When we first met, I made no bones about my faith or my values. I led off on our very first date by saying, “I’m a feminist, I’m pro choice, and I’m a witch.”
He just smiled and said, “Okay. Did you want to sit down?”
I spent the early days of our relationship constantly afraid that one day he’d get a lightning bolt to the head and suddenly the easy-going, open man I loved would become intolerant of my beliefs. It was easy to feel defensive living in the very religious corner of Southwest Michigan sometimes called “the baby Bible belt”. But he never fulfilled my fears, and gradually, I became comfortable about our different faiths.
I think the key to successful interfaith dialogue and cohabitation is respect. I respect my husband’s beliefs, and he respects mine. True, sometimes I love to drag him into a spirited historical discussion about our beliefs, but we manage to keep our conversations from hitting any hot buttons. Despite our divergent faiths, we do find some common religious ground. We may approach prayer differently, but we both acknowledge the importance of Spirit in our lives, and our individual relationships with the divine, although different, have strengthened our relationship with each other.
I think it helps a great deal that my husband’s faith is non-denominational, and can best be described as first century early church; he doesn’t espouse any particular doctrine or dogma, and there’s nothing about his beliefs that tells him he needs to work hard to convert the people around him, unlike some of the modern evangelical sects of Christianity. Instead, he’s open to my own experience with the divine, and because of this, I have learned to view the Abrahamic faiths differently; loving a Christian has helped me to practice a more open-minded way of being, and I’m grateful to him for giving me that chance.
Despite my sweetie’s openness, I was initially cautious about being “too witchy” around him.

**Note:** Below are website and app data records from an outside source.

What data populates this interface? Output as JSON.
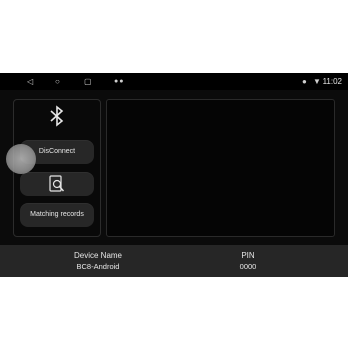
{
  "status_bar": {
    "icons": [
      "back-icon",
      "home-icon",
      "recent-apps-icon",
      "notification-icon",
      "location-icon",
      "wifi-icon"
    ],
    "time": "11:02"
  },
  "bluetooth_panel": {
    "icon": "bluetooth-icon",
    "disconnect_label": "DisConnect",
    "search_icon": "search-device-icon",
    "matching_records_label": "Matching records"
  },
  "device_info": {
    "device_name_label": "Device Name",
    "device_name_value": "BC8-Android",
    "pin_label": "PIN",
    "pin_value": "0000"
  },
  "colors": {
    "background": "#0b0b0b",
    "button": "#272727",
    "info_bar": "#262626",
    "text": "#e6e6e6"
  }
}
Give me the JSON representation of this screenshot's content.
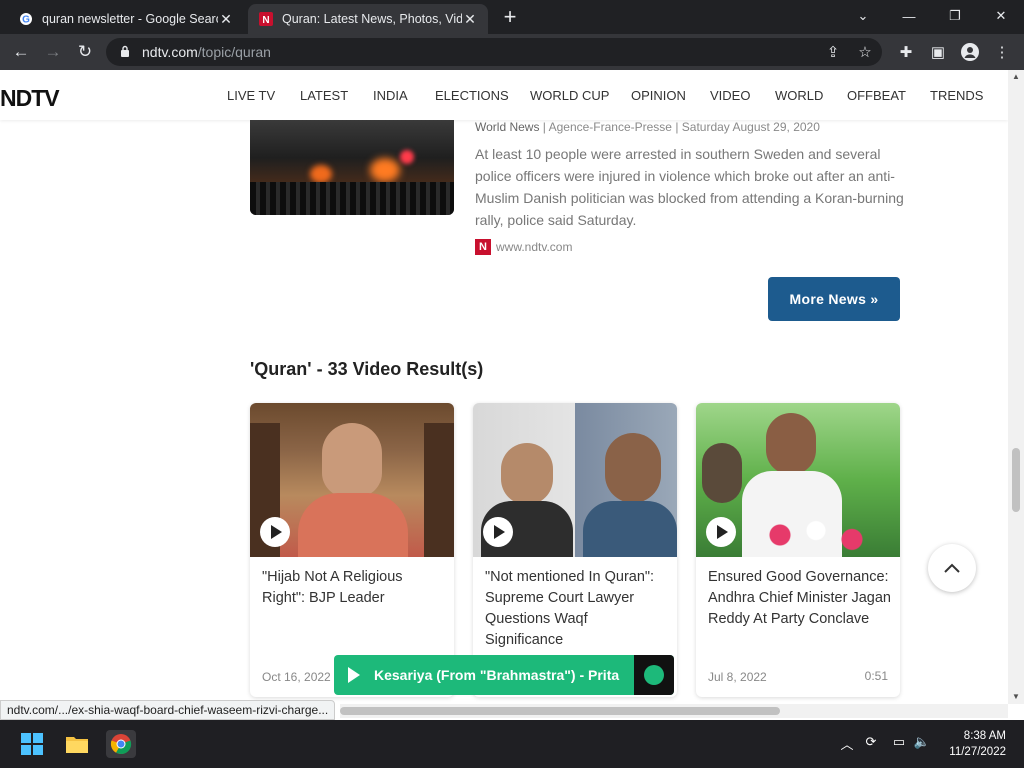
{
  "browser": {
    "tabs": [
      {
        "title": "quran newsletter - Google Search",
        "favicon": "google-g-icon",
        "active": false
      },
      {
        "title": "Quran: Latest News, Photos, Videos",
        "favicon": "ndtv-n-icon",
        "active": true
      }
    ],
    "url_host": "ndtv.com",
    "url_path": "/topic/quran"
  },
  "site": {
    "logo": "NDTV",
    "nav": [
      "LIVE TV",
      "LATEST",
      "INDIA",
      "ELECTIONS",
      "WORLD CUP",
      "OPINION",
      "VIDEO",
      "WORLD",
      "OFFBEAT",
      "TRENDS"
    ]
  },
  "article": {
    "category": "World News",
    "agency": "Agence-France-Presse",
    "date": "Saturday August 29, 2020",
    "summary": "At least 10 people were arrested in southern Sweden and several police officers were injured in violence which broke out after an anti-Muslim Danish politician was blocked from attending a Koran-burning rally, police said Saturday.",
    "source": "www.ndtv.com",
    "source_badge": "N"
  },
  "more_news_label": "More News »",
  "video_section_title": "'Quran' - 33 Video Result(s)",
  "videos": [
    {
      "title": "\"Hijab Not A Religious Right\": BJP Leader",
      "date": "Oct 16, 2022",
      "duration": ""
    },
    {
      "title": "\"Not mentioned In Quran\": Supreme Court Lawyer Questions Waqf Significance",
      "date": "",
      "duration": ""
    },
    {
      "title": "Ensured Good Governance: Andhra Chief Minister Jagan Reddy At Party Conclave",
      "date": "Jul 8, 2022",
      "duration": "0:51"
    }
  ],
  "music_player": {
    "text": "Kesariya (From \"Brahmastra\") - Pritam"
  },
  "status_url": "ndtv.com/.../ex-shia-waqf-board-chief-waseem-rizvi-charge...",
  "taskbar": {
    "time": "8:38 AM",
    "date": "11/27/2022"
  },
  "colors": {
    "button_blue": "#1d5b8e",
    "music_green": "#1db97a",
    "ndtv_red": "#c8102e"
  }
}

I am still in the habit of working spells in front of my private altar, alone in the bedroom, but now it’s less about hiding who I am and more about setting aside sacred space for my work. I’m no longer shy about dragging my husband to my circle gatherings (he hangs out inside until it’s time to feast, and then he joins the party), and in recent months, I’ve even branched into including him in some of my less witchy rituals, like keeping a wish jar and burning the highs and lows of the past year on the Solstice. It always surprises me how willing he is to go along with these things when I invite him, and I feel closer to him whenever we share in a small spell or ritual.

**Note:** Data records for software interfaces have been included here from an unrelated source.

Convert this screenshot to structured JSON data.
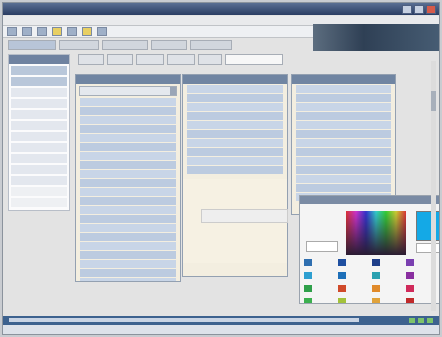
{
  "window": {
    "title": ""
  },
  "menubar": {
    "items": [
      "",
      "",
      "",
      "",
      ""
    ]
  },
  "toolbar": {
    "buttons": [
      "",
      "",
      "",
      "",
      "",
      "",
      ""
    ]
  },
  "banner": {
    "text": ""
  },
  "nav": {
    "items": [
      "",
      "",
      "",
      "",
      ""
    ]
  },
  "sidebar": {
    "items": [
      "",
      "",
      "",
      "",
      "",
      "",
      "",
      "",
      "",
      "",
      "",
      "",
      ""
    ]
  },
  "tabs": [
    "",
    "",
    "",
    "",
    "",
    ""
  ],
  "panels": [
    {
      "title": "",
      "select": "",
      "rows": [
        "",
        "",
        "",
        "",
        "",
        "",
        "",
        "",
        "",
        "",
        "",
        "",
        "",
        "",
        "",
        "",
        "",
        "",
        "",
        "",
        "",
        "",
        ""
      ]
    },
    {
      "title": "",
      "select": "",
      "rows": [
        "",
        "",
        "",
        "",
        "",
        "",
        "",
        "",
        "",
        ""
      ]
    },
    {
      "title": "",
      "select": "",
      "rows": [
        "",
        "",
        "",
        "",
        "",
        "",
        "",
        "",
        "",
        "",
        "",
        "",
        ""
      ]
    }
  ],
  "floater": {
    "text": ""
  },
  "picker": {
    "title": "",
    "preview_color": "#14a9e6",
    "field": "",
    "swatches": [
      {
        "color": "#2f6fb0"
      },
      {
        "color": "#1f4fa0"
      },
      {
        "color": "#1e3f8a"
      },
      {
        "color": "#7a3fb0"
      },
      {
        "color": "#2e9fd0"
      },
      {
        "color": "#1d6fb8"
      },
      {
        "color": "#2aa0b0"
      },
      {
        "color": "#8a2fa0"
      },
      {
        "color": "#2fa04a"
      },
      {
        "color": "#d04a2a"
      },
      {
        "color": "#e08a2a"
      },
      {
        "color": "#d02a5a"
      },
      {
        "color": "#3cb04f"
      },
      {
        "color": "#a3c23a"
      },
      {
        "color": "#e0a23a"
      },
      {
        "color": "#c02a2a"
      }
    ]
  },
  "status": {
    "text": ""
  }
}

On a trip to the local magical supply store, I loaded up my basket with an oil burner carved with Ganesha’s image (sure to help us cultivate laughter), a few stones and candles, and a small bag that I planned to turn into a charm for the inhabitants of our home, including Delphi, our noble house cat. My husband didn’t bat an eye when I showed him my purchases, and although I kept pestering him, worried that I had overstepped our unspoken religious boundaries, he assured me that he really was fine with the idea of a bliss shrine in our home.
Together, we hung a small shelf in the southwest corner of our dining room, and I started to bedeck it with little tokens of prosperity. Although he hasn’t added anything to the altar yet, my husband did help me choose the first scents to fill the Ganesha burner (and our home) with joy: cinnamon and lemon.

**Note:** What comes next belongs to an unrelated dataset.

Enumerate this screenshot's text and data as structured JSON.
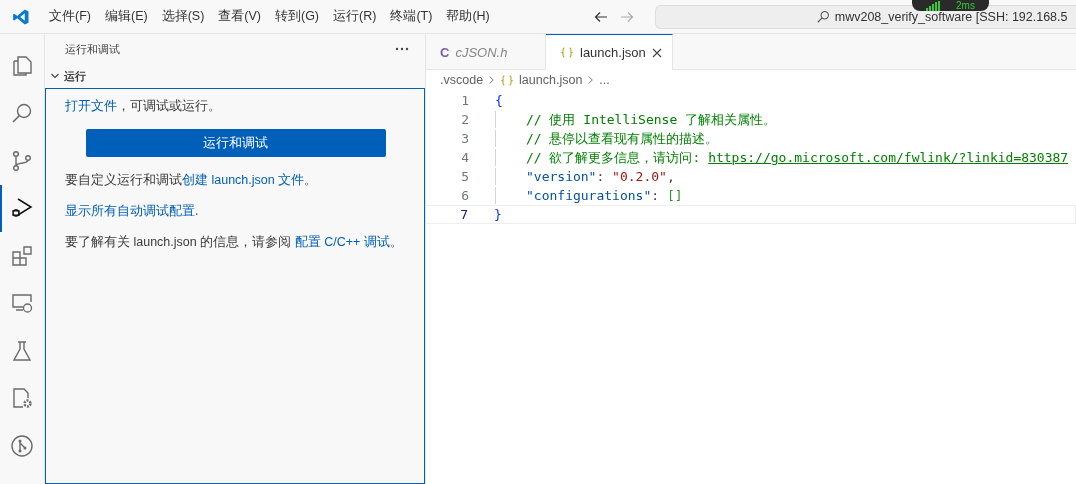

I’ve been creating informal altars around our home for years, but this little corner shelf is the first time I’ve done so consciously after discussing it with my husband. Already, the shrine has served to remind me of the abundance that is already in my life: the abundant love and respect my husband and I share that allows us to bridge the gap of our faiths to create sacred space together.